Chairs, in their nature, are designed to be functional pieces of furniture yet in today’s world have to be so much more than that. The design of a good chair, whether it is an office chair, swivel chair, executive chair, café chair, visitors chair etc… it is paramount that the chairs have to fit in with the décor of the environment they are to be placed in.
People seem to build a relationship with chairs , not only do our bodies seem to mould and wear the chair, but some can even suggest that they are the most human-like pieces of furniture with their legs, arms and backs.
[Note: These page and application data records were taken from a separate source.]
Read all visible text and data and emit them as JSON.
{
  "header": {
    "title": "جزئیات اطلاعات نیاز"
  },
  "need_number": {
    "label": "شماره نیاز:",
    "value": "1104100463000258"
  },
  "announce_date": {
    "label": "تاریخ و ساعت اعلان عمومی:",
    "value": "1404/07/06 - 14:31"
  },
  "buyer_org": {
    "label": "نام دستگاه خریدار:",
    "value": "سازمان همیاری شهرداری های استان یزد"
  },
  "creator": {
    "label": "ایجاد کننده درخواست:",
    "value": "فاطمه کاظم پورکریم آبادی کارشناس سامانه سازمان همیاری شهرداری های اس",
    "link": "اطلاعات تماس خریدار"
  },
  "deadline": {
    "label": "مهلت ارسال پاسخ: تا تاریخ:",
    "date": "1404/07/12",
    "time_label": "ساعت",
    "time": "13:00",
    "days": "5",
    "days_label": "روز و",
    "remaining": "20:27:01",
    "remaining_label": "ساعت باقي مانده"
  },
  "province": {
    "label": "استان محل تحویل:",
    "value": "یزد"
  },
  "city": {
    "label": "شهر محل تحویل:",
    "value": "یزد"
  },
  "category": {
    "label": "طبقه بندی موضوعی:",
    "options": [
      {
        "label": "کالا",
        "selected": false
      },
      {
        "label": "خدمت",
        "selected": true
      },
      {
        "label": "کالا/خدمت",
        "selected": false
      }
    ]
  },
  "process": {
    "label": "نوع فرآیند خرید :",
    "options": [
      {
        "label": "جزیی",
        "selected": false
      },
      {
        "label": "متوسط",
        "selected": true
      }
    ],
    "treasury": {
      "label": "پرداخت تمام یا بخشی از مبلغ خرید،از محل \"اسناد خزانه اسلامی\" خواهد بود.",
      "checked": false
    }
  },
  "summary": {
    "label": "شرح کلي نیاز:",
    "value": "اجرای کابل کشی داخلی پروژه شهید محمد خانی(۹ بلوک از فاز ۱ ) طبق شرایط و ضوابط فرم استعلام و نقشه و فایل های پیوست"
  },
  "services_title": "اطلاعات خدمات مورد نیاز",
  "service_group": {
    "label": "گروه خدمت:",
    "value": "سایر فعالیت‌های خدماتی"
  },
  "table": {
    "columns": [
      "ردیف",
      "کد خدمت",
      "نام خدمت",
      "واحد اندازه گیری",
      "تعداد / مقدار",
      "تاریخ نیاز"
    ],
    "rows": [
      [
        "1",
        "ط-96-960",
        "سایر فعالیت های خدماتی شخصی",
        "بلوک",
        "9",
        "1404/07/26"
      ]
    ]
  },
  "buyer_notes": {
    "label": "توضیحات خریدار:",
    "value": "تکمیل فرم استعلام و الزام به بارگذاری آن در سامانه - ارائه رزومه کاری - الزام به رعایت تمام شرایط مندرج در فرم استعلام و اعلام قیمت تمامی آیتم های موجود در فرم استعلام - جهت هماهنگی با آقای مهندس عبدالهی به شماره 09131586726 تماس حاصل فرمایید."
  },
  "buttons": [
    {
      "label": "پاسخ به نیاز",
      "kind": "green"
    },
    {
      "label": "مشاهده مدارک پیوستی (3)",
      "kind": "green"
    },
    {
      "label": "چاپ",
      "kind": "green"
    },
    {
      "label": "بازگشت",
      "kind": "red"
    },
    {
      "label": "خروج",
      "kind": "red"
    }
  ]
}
Gary Lysaght from the FKL Architects based in Dublin comments on his favourite chair the Low Pad “It has the imprint of the human form: wide at the hips, narrowing to shoulders and square at the head.”
We may have our own opinions on what makes a good chair but chair collectors and architects Simon and Tadgh O’Driscoll asked 20 architects to select their favourite chair and these 20 are part of an exhibition called SIT:20 chairs, 20 architects.
Simon O’Driscoll comments “We wanted to get architects’ perspectives on what they consider to be good design,”
The result was a very varied, but solid range of chairs which just goes to show just how intricate and diverse chair design actually is. As you could probably imagine all the modern classic chairs were there from the Egg chair by Arne Jacobsen to the bent plywood chairs designed by Ray and Charles Eames that, at the time represented a breakthrough in technology.
It seems that even though the emphasis was on the architects opinions of the chairs design in relation to functionality as well as aesthetics, the architects were forgiven for just choosing the chairs that they loved. Emmett Scanlon of Cast Architecture chose Arne Jacobsen’s Ant Chair:
“It’s a sensual, elegant and beautiful object and I didn’t consider if it was comfortable. It is not stable. We warn people before they sit down, in case they topple off, but I still sit on this chair and its beautiful imbalance encourages me each day to strive to find some better architectural poise.”